PROMPT -> Return the data exactly, without pictures.

====== RECORD SET

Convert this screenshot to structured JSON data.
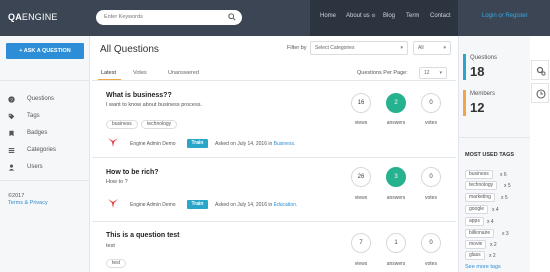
{
  "header": {
    "logo_bold": "QA",
    "logo_rest": "ENGINE",
    "search_placeholder": "Enter Keywords",
    "nav": [
      "Home",
      "About us",
      "Blog",
      "Term",
      "Contact"
    ],
    "login_label": "Login or Register"
  },
  "left_sidebar": {
    "ask_label": "+ ASK A QUESTION",
    "items": [
      "Questions",
      "Tags",
      "Badges",
      "Categories",
      "Users"
    ],
    "copyright": "©2017",
    "privacy": "Terms & Privacy"
  },
  "main": {
    "title": "All Questions",
    "filter_label": "Filter by",
    "category_select": "Select Categories",
    "all_select": "All",
    "tabs": [
      "Latest",
      "Votes",
      "Unanswered"
    ],
    "per_page_label": "Questions Per Page:",
    "per_page_value": "12",
    "questions": [
      {
        "title": "What is business??",
        "text": "I want to know about business process.",
        "tags": [
          "business",
          "technology"
        ],
        "author": "Engine Admin Demo",
        "badge": "Train",
        "asked_prefix": "Asked on July 14, 2016 in",
        "category": "Business.",
        "views": "16",
        "answers": "2",
        "votes": "0"
      },
      {
        "title": "How to be rich?",
        "text": "How to ?",
        "tags": [],
        "author": "Engine Admin Demo",
        "badge": "Train",
        "asked_prefix": "Asked on July 14, 2016 in",
        "category": "Education.",
        "views": "26",
        "answers": "3",
        "votes": "0"
      },
      {
        "title": "This is a question test",
        "text": "test",
        "tags": [
          "test"
        ],
        "author": "",
        "badge": "",
        "asked_prefix": "",
        "category": "",
        "views": "7",
        "answers": "1",
        "votes": "0"
      }
    ],
    "stat_labels": {
      "views": "views",
      "answers": "answers",
      "votes": "votes"
    }
  },
  "right_sidebar": {
    "questions_label": "Questions",
    "questions_count": "18",
    "members_label": "Members",
    "members_count": "12",
    "most_used_title": "MOST USED TAGS",
    "tags": [
      {
        "name": "business",
        "count": "x 6"
      },
      {
        "name": "technology",
        "count": "x 5"
      },
      {
        "name": "marketing",
        "count": "x 5"
      },
      {
        "name": "google",
        "count": "x 4"
      },
      {
        "name": "apps",
        "count": "x 4"
      },
      {
        "name": "billionaire",
        "count": "x 3"
      },
      {
        "name": "movie",
        "count": "x 2"
      },
      {
        "name": "glass",
        "count": "x 2"
      }
    ],
    "see_more": "See more tags"
  },
  "colors": {
    "topbar": "#3b4554",
    "accent_blue": "#2d8ed7",
    "answer_green": "#27b28f",
    "questions_bar": "#2aa6c9",
    "members_bar": "#f0a646"
  }
}
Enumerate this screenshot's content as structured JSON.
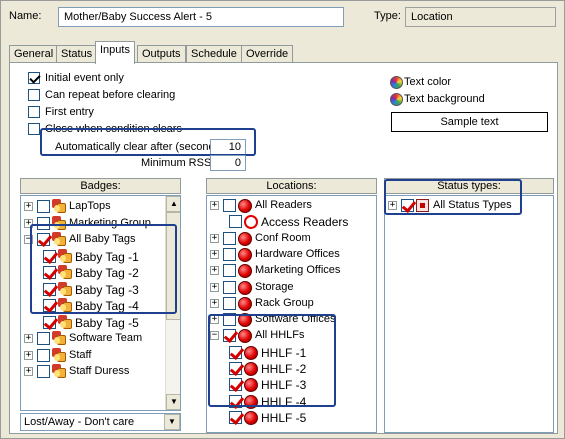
{
  "header": {
    "name_label": "Name:",
    "name_value": "Mother/Baby Success Alert - 5",
    "type_label": "Type:",
    "type_value": "Location"
  },
  "tabs": [
    {
      "label": "General",
      "active": false
    },
    {
      "label": "Status",
      "active": false
    },
    {
      "label": "Inputs",
      "active": true
    },
    {
      "label": "Outputs",
      "active": false
    },
    {
      "label": "Schedule",
      "active": false
    },
    {
      "label": "Override",
      "active": false
    }
  ],
  "options": {
    "initial_event_only": {
      "label": "Initial event only",
      "checked": true
    },
    "can_repeat": {
      "label": "Can repeat before clearing",
      "checked": false
    },
    "first_entry": {
      "label": "First entry",
      "checked": false
    },
    "close_when": {
      "label": "Close when condition clears",
      "checked": false
    },
    "auto_clear_label": "Automatically clear after (seconds):",
    "auto_clear_value": "10",
    "min_rssi_label": "Minimum RSSI:",
    "min_rssi_value": "0"
  },
  "text_style": {
    "text_color_label": "Text color",
    "text_background_label": "Text background",
    "sample_text": "Sample text"
  },
  "badges": {
    "header": "Badges:",
    "items": [
      {
        "label": "LapTops",
        "checked": false,
        "expander": "+"
      },
      {
        "label": "Marketing Group",
        "checked": false,
        "expander": "+"
      },
      {
        "label": "All Baby Tags",
        "checked": true,
        "expander": "-"
      },
      {
        "label": "Baby Tag -1",
        "checked": true
      },
      {
        "label": "Baby Tag -2",
        "checked": true
      },
      {
        "label": "Baby Tag -3",
        "checked": true
      },
      {
        "label": "Baby Tag -4",
        "checked": true
      },
      {
        "label": "Baby Tag -5",
        "checked": true
      },
      {
        "label": "Software Team",
        "checked": false,
        "expander": "+"
      },
      {
        "label": "Staff",
        "checked": false,
        "expander": "+"
      },
      {
        "label": "Staff Duress",
        "checked": false,
        "expander": "+"
      }
    ],
    "filter_value": "Lost/Away - Don't care"
  },
  "locations": {
    "header": "Locations:",
    "items": [
      {
        "label": "All Readers",
        "checked": false,
        "expander": "+"
      },
      {
        "label": "Access Readers",
        "checked": false,
        "icon": "outline"
      },
      {
        "label": "Conf Room",
        "checked": false,
        "expander": "+"
      },
      {
        "label": "Hardware Offices",
        "checked": false,
        "expander": "+"
      },
      {
        "label": "Marketing Offices",
        "checked": false,
        "expander": "+"
      },
      {
        "label": "Storage",
        "checked": false,
        "expander": "+"
      },
      {
        "label": "Rack Group",
        "checked": false,
        "expander": "+"
      },
      {
        "label": "Software Offices",
        "checked": false,
        "expander": "+"
      },
      {
        "label": "All HHLFs",
        "checked": true,
        "expander": "-"
      },
      {
        "label": "HHLF -1",
        "checked": true
      },
      {
        "label": "HHLF -2",
        "checked": true
      },
      {
        "label": "HHLF -3",
        "checked": true
      },
      {
        "label": "HHLF -4",
        "checked": true
      },
      {
        "label": "HHLF -5",
        "checked": true
      }
    ]
  },
  "status_types": {
    "header": "Status types:",
    "items": [
      {
        "label": "All Status Types",
        "checked": true,
        "expander": "+"
      }
    ]
  },
  "colors": {
    "highlight": "#1f3f8f",
    "check_red": "#d40000"
  }
}
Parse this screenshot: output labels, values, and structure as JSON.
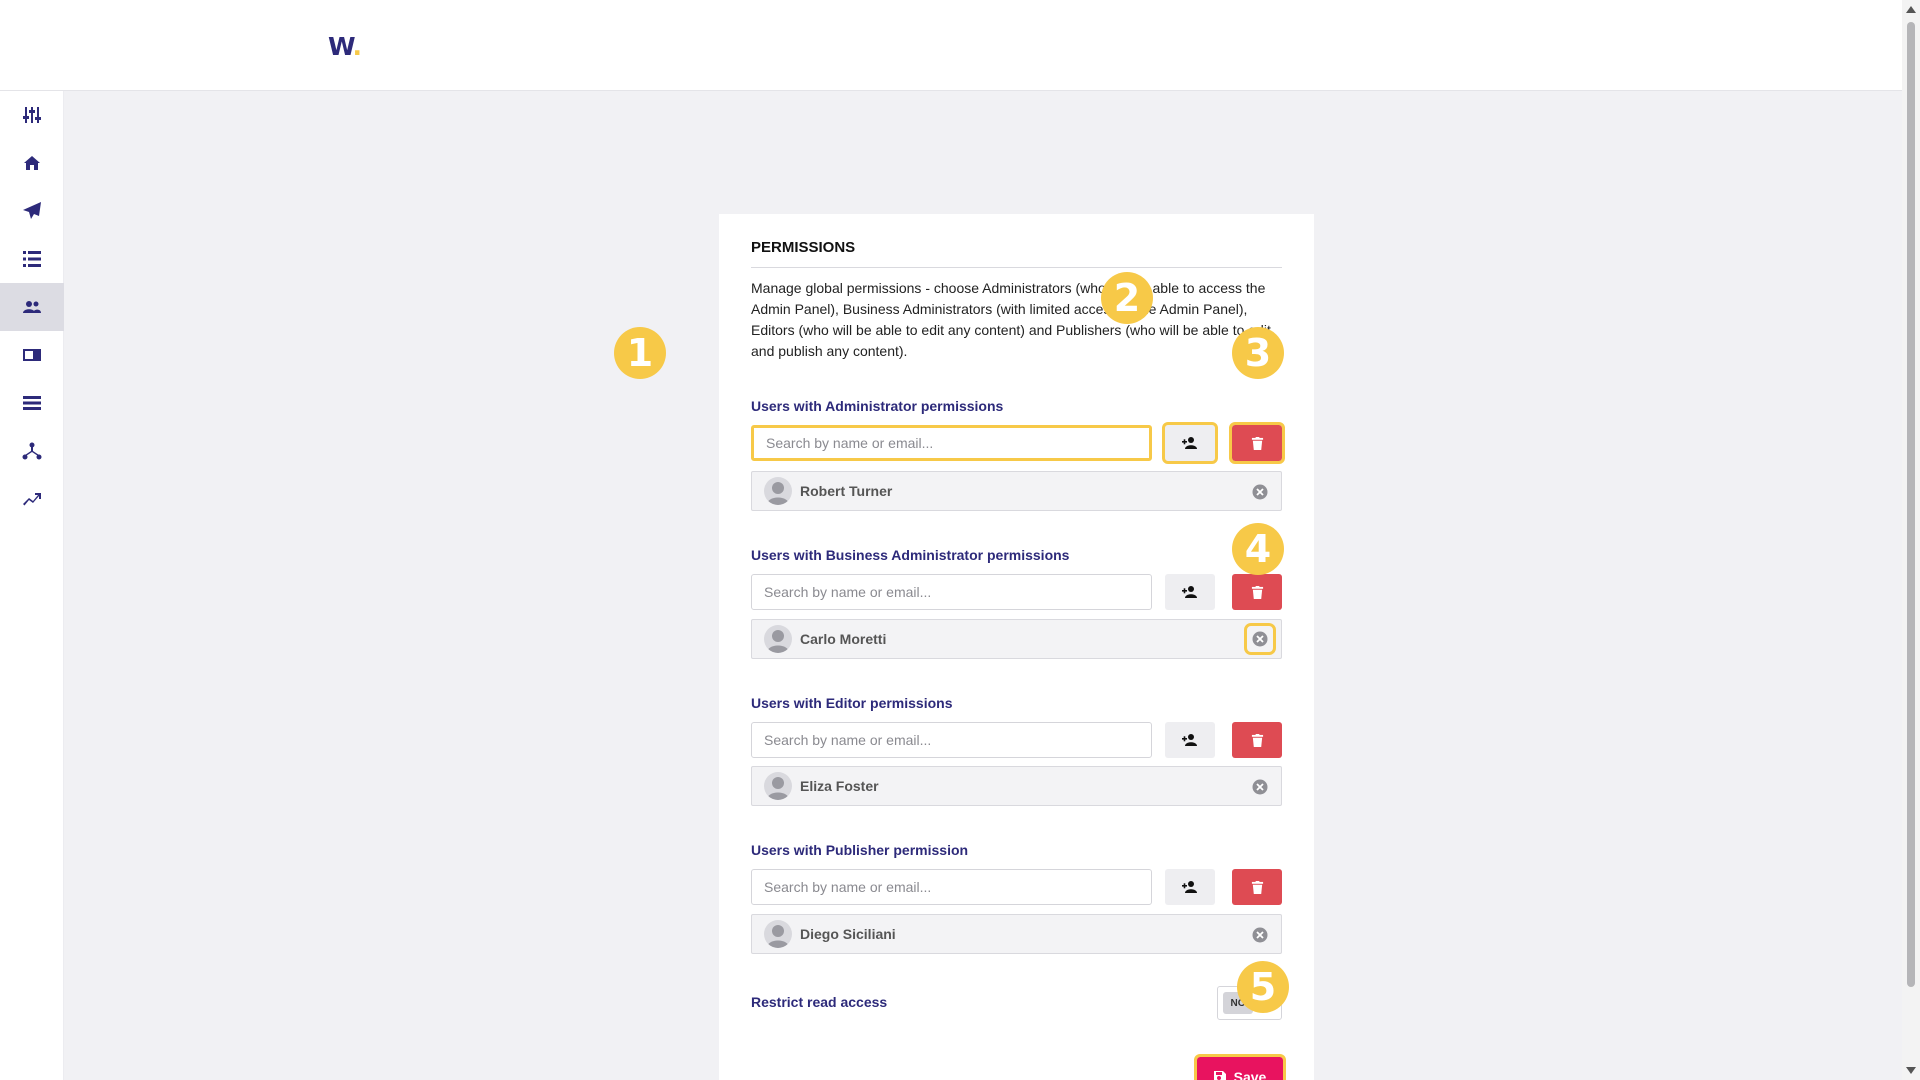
{
  "brand": {
    "logo_text": "W",
    "logo_dot": "."
  },
  "sidebar": {
    "items": [
      {
        "icon": "sliders-icon"
      },
      {
        "icon": "home-icon"
      },
      {
        "icon": "paper-plane-icon"
      },
      {
        "icon": "list-icon"
      },
      {
        "icon": "users-icon",
        "active": true
      },
      {
        "icon": "id-card-icon"
      },
      {
        "icon": "stacked-list-icon"
      },
      {
        "icon": "sitemap-icon"
      },
      {
        "icon": "trending-up-icon"
      }
    ]
  },
  "permissions": {
    "title": "PERMISSIONS",
    "description": "Manage global permissions - choose Administrators (who will be able to access the Admin Panel), Business Administrators (with limited access to the Admin Panel), Editors (who will be able to edit any content) and Publishers (who will be able to edit and publish any content).",
    "search_placeholder": "Search by name or email...",
    "sections": [
      {
        "label": "Users with Administrator permissions",
        "user": "Robert Turner"
      },
      {
        "label": "Users with Business Administrator permissions",
        "user": "Carlo Moretti"
      },
      {
        "label": "Users with Editor permissions",
        "user": "Eliza Foster"
      },
      {
        "label": "Users with Publisher permission",
        "user": "Diego Siciliani"
      }
    ],
    "restrict_label": "Restrict read access",
    "restrict_value": "NO",
    "save_label": "Save"
  },
  "callouts": [
    "1",
    "2",
    "3",
    "4",
    "5"
  ],
  "colors": {
    "accent": "#2d2a7a",
    "highlight": "#f7c948",
    "danger": "#de4b53",
    "save": "#e8135f"
  }
}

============

WRITTEN ANSWER ->
Convert this screenshot to structured JSON data.
{
  "header": {
    "logo_bold": "QA",
    "logo_rest": "ENGINE",
    "search_placeholder": "Enter Keywords",
    "nav": [
      "Home",
      "About us",
      "Blog",
      "Term",
      "Contact"
    ],
    "login_label": "Login or Register"
  },
  "left_sidebar": {
    "ask_label": "+ ASK A QUESTION",
    "items": [
      "Questions",
      "Tags",
      "Badges",
      "Categories",
      "Users"
    ],
    "copyright": "©2017",
    "privacy": "Terms & Privacy"
  },
  "main": {
    "title": "All Questions",
    "filter_label": "Filter by",
    "category_select": "Select Categories",
    "all_select": "All",
    "tabs": [
      "Latest",
      "Votes",
      "Unanswered"
    ],
    "per_page_label": "Questions Per Page:",
    "per_page_value": "12",
    "questions": [
      {
        "title": "What is business??",
        "text": "I want to know about business process.",
        "tags": [
          "business",
          "technology"
        ],
        "author": "Engine Admin Demo",
        "badge": "Train",
        "asked_prefix": "Asked on July 14, 2016 in",
        "category": "Business.",
        "views": "16",
        "answers": "2",
        "votes": "0"
      },
      {
        "title": "How to be rich?",
        "text": "How to ?",
        "tags": [],
        "author": "Engine Admin Demo",
        "badge": "Train",
        "asked_prefix": "Asked on July 14, 2016 in",
        "category": "Education.",
        "views": "26",
        "answers": "3",
        "votes": "0"
      },
      {
        "title": "This is a question test",
        "text": "test",
        "tags": [
          "test"
        ],
        "author": "",
        "badge": "",
        "asked_prefix": "",
        "category": "",
        "views": "7",
        "answers": "1",
        "votes": "0"
      }
    ],
    "stat_labels": {
      "views": "views",
      "answers": "answers",
      "votes": "votes"
    }
  },
  "right_sidebar": {
    "questions_label": "Questions",
    "questions_count": "18",
    "members_label": "Members",
    "members_count": "12",
    "most_used_title": "MOST USED TAGS",
    "tags": [
      {
        "name": "business",
        "count": "x 6"
      },
      {
        "name": "technology",
        "count": "x 5"
      },
      {
        "name": "marketing",
        "count": "x 5"
      },
      {
        "name": "google",
        "count": "x 4"
      },
      {
        "name": "apps",
        "count": "x 4"
      },
      {
        "name": "billionaire",
        "count": "x 3"
      },
      {
        "name": "movie",
        "count": "x 2"
      },
      {
        "name": "glass",
        "count": "x 2"
      }
    ],
    "see_more": "See more tags"
  },
  "colors": {
    "topbar": "#3b4554",
    "accent_blue": "#2d8ed7",
    "answer_green": "#27b28f",
    "questions_bar": "#2aa6c9",
    "members_bar": "#f0a646"
  }
}
Enumerate this screenshot's content as structured JSON.
{
  "header": {
    "name_label": "Name:",
    "name_value": "Mother/Baby Success Alert - 5",
    "type_label": "Type:",
    "type_value": "Location"
  },
  "tabs": [
    {
      "label": "General",
      "active": false
    },
    {
      "label": "Status",
      "active": false
    },
    {
      "label": "Inputs",
      "active": true
    },
    {
      "label": "Outputs",
      "active": false
    },
    {
      "label": "Schedule",
      "active": false
    },
    {
      "label": "Override",
      "active": false
    }
  ],
  "options": {
    "initial_event_only": {
      "label": "Initial event only",
      "checked": true
    },
    "can_repeat": {
      "label": "Can repeat before clearing",
      "checked": false
    },
    "first_entry": {
      "label": "First entry",
      "checked": false
    },
    "close_when": {
      "label": "Close when condition clears",
      "checked": false
    },
    "auto_clear_label": "Automatically clear after (seconds):",
    "auto_clear_value": "10",
    "min_rssi_label": "Minimum RSSI:",
    "min_rssi_value": "0"
  },
  "text_style": {
    "text_color_label": "Text color",
    "text_background_label": "Text background",
    "sample_text": "Sample text"
  },
  "badges": {
    "header": "Badges:",
    "items": [
      {
        "label": "LapTops",
        "checked": false,
        "expander": "+"
      },
      {
        "label": "Marketing Group",
        "checked": false,
        "expander": "+"
      },
      {
        "label": "All Baby Tags",
        "checked": true,
        "expander": "-"
      },
      {
        "label": "Baby Tag -1",
        "checked": true
      },
      {
        "label": "Baby Tag -2",
        "checked": true
      },
      {
        "label": "Baby Tag -3",
        "checked": true
      },
      {
        "label": "Baby Tag -4",
        "checked": true
      },
      {
        "label": "Baby Tag -5",
        "checked": true
      },
      {
        "label": "Software Team",
        "checked": false,
        "expander": "+"
      },
      {
        "label": "Staff",
        "checked": false,
        "expander": "+"
      },
      {
        "label": "Staff Duress",
        "checked": false,
        "expander": "+"
      }
    ],
    "filter_value": "Lost/Away - Don't care"
  },
  "locations": {
    "header": "Locations:",
    "items": [
      {
        "label": "All Readers",
        "checked": false,
        "expander": "+"
      },
      {
        "label": "Access Readers",
        "checked": false,
        "icon": "outline"
      },
      {
        "label": "Conf Room",
        "checked": false,
        "expander": "+"
      },
      {
        "label": "Hardware Offices",
        "checked": false,
        "expander": "+"
      },
      {
        "label": "Marketing Offices",
        "checked": false,
        "expander": "+"
      },
      {
        "label": "Storage",
        "checked": false,
        "expander": "+"
      },
      {
        "label": "Rack Group",
        "checked": false,
        "expander": "+"
      },
      {
        "label": "Software Offices",
        "checked": false,
        "expander": "+"
      },
      {
        "label": "All HHLFs",
        "checked": true,
        "expander": "-"
      },
      {
        "label": "HHLF -1",
        "checked": true
      },
      {
        "label": "HHLF -2",
        "checked": true
      },
      {
        "label": "HHLF -3",
        "checked": true
      },
      {
        "label": "HHLF -4",
        "checked": true
      },
      {
        "label": "HHLF -5",
        "checked": true
      }
    ]
  },
  "status_types": {
    "header": "Status types:",
    "items": [
      {
        "label": "All Status Types",
        "checked": true,
        "expander": "+"
      }
    ]
  },
  "colors": {
    "highlight": "#1f3f8f",
    "check_red": "#d40000"
  }
}
Parse this screenshot: output labels, values, and structure as JSON.
{
  "brand": {
    "logo_text": "W",
    "logo_dot": "."
  },
  "sidebar": {
    "items": [
      {
        "icon": "sliders-icon"
      },
      {
        "icon": "home-icon"
      },
      {
        "icon": "paper-plane-icon"
      },
      {
        "icon": "list-icon"
      },
      {
        "icon": "users-icon",
        "active": true
      },
      {
        "icon": "id-card-icon"
      },
      {
        "icon": "stacked-list-icon"
      },
      {
        "icon": "sitemap-icon"
      },
      {
        "icon": "trending-up-icon"
      }
    ]
  },
  "permissions": {
    "title": "PERMISSIONS",
    "description": "Manage global permissions - choose Administrators (who will be able to access the Admin Panel), Business Administrators (with limited access to the Admin Panel), Editors (who will be able to edit any content) and Publishers (who will be able to edit and publish any content).",
    "search_placeholder": "Search by name or email...",
    "sections": [
      {
        "label": "Users with Administrator permissions",
        "user": "Robert Turner"
      },
      {
        "label": "Users with Business Administrator permissions",
        "user": "Carlo Moretti"
      },
      {
        "label": "Users with Editor permissions",
        "user": "Eliza Foster"
      },
      {
        "label": "Users with Publisher permission",
        "user": "Diego Siciliani"
      }
    ],
    "restrict_label": "Restrict read access",
    "restrict_value": "NO",
    "save_label": "Save"
  },
  "callouts": [
    "1",
    "2",
    "3",
    "4",
    "5"
  ],
  "colors": {
    "accent": "#2d2a7a",
    "highlight": "#f7c948",
    "danger": "#de4b53",
    "save": "#e8135f"
  }
}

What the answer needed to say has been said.